AMD's Robert Hallock revealed that Mantle and other low-level APIs such as Microsoft's DirectX 12 finally make it possible to perform memory stacking on SLI and CrossFireX configurations. The new low-level APIs will allow two GPUs to finally act as one big GPU, which will result for example in two 4GB cards giving you 8GB of useful memory.
The only catch though is that this is not done automatically, the new APIs allow memory stacking but to achieve this game developers will need to specifically optimize games as such.

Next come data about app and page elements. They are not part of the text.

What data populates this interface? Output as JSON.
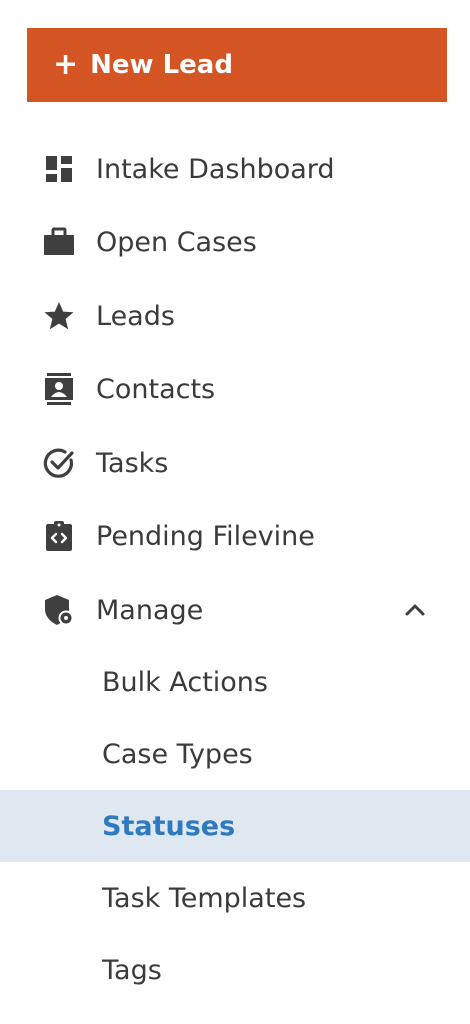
{
  "new_lead": {
    "plus": "+",
    "label": "New Lead",
    "color": "#d45523"
  },
  "nav": {
    "items": [
      {
        "label": "Intake Dashboard",
        "icon": "dashboard-icon"
      },
      {
        "label": "Open Cases",
        "icon": "briefcase-icon"
      },
      {
        "label": "Leads",
        "icon": "star-icon"
      },
      {
        "label": "Contacts",
        "icon": "contact-card-icon"
      },
      {
        "label": "Tasks",
        "icon": "check-circle-icon"
      },
      {
        "label": "Pending Filevine",
        "icon": "code-clipboard-icon"
      },
      {
        "label": "Manage",
        "icon": "shield-gear-icon",
        "expanded": true
      }
    ],
    "manage_sub": [
      {
        "label": "Bulk Actions"
      },
      {
        "label": "Case Types"
      },
      {
        "label": "Statuses",
        "active": true
      },
      {
        "label": "Task Templates"
      },
      {
        "label": "Tags"
      }
    ]
  },
  "colors": {
    "text": "#3b3b3b",
    "icon": "#3f3f3f",
    "active_bg": "#dfe7f1",
    "active_text": "#2f79bf"
  }
}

One of the more interesting features of multiple GPU configuration is how the system itself works. The reason why there is no memory stacking effect is because a complete copy of the game has to be run in each GPU, and frames are alternated between whatever number of cards you have. However, with low level APIs like Mantle having now entered the scene, the developer is granted the coveted ‘to-the-metal’ access to the GPU. That means, that with the proper optimization developers can now surpass the limitation of the old soft architecture and enable buffer stacking.